WHAT THE EXERCISE ASKS →
Go over the entries and report the lines where the word "color" occurs.

___ SOURCE INFORMATION

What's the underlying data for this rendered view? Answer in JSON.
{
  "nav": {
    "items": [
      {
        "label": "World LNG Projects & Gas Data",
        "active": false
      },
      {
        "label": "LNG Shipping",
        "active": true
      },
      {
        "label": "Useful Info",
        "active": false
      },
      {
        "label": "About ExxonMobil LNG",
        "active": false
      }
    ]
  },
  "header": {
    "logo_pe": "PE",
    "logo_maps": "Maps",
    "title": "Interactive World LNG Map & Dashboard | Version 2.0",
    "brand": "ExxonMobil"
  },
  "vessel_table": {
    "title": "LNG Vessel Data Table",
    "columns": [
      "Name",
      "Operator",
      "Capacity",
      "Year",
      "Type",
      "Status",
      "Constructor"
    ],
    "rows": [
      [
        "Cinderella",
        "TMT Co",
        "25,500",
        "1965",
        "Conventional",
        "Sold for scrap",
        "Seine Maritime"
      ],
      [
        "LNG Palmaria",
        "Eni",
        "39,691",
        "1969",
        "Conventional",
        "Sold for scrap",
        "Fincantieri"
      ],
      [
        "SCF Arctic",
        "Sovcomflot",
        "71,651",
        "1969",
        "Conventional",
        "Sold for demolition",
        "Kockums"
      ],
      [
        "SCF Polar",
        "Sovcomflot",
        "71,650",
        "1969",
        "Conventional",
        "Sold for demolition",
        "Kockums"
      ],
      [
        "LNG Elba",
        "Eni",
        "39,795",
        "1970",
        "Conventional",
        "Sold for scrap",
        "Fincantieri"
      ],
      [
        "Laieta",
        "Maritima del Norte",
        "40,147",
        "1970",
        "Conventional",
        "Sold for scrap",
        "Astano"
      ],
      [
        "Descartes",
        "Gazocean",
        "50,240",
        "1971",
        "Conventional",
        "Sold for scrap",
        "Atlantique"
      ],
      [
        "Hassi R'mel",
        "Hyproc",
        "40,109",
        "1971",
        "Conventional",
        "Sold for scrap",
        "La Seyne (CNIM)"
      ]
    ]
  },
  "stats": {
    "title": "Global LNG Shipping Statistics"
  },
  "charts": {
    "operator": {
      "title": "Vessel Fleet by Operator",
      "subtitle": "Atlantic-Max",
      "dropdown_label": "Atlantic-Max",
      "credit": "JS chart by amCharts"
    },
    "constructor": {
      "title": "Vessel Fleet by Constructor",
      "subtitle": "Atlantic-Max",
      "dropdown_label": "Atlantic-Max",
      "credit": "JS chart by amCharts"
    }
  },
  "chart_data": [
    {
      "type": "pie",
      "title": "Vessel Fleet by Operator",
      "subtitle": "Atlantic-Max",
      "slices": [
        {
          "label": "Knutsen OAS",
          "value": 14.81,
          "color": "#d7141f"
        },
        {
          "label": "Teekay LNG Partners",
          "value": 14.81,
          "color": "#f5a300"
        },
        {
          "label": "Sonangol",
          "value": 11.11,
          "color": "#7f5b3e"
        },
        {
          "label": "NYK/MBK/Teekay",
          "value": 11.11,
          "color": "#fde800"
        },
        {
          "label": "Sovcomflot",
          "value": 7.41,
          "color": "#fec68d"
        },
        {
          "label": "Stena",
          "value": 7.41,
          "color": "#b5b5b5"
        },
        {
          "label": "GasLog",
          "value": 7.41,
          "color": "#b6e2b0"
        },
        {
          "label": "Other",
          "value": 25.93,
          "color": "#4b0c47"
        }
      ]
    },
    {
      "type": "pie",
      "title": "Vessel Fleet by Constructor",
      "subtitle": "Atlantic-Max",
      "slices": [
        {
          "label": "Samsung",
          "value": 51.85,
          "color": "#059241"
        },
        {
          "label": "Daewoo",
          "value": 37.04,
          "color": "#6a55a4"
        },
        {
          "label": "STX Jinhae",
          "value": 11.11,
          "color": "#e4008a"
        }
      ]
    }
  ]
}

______

SOLUTION TO THE PROBLEM →
          "color": "#d7141f"
          "color": "#f5a300"
          "color": "#7f5b3e"
          "color": "#fde800"
          "color": "#fec68d"
          "color": "#b5b5b5"
          "color": "#b6e2b0"
          "color": "#4b0c47"
          "color": "#059241"
          "color": "#6a55a4"
          "color": "#e4008a"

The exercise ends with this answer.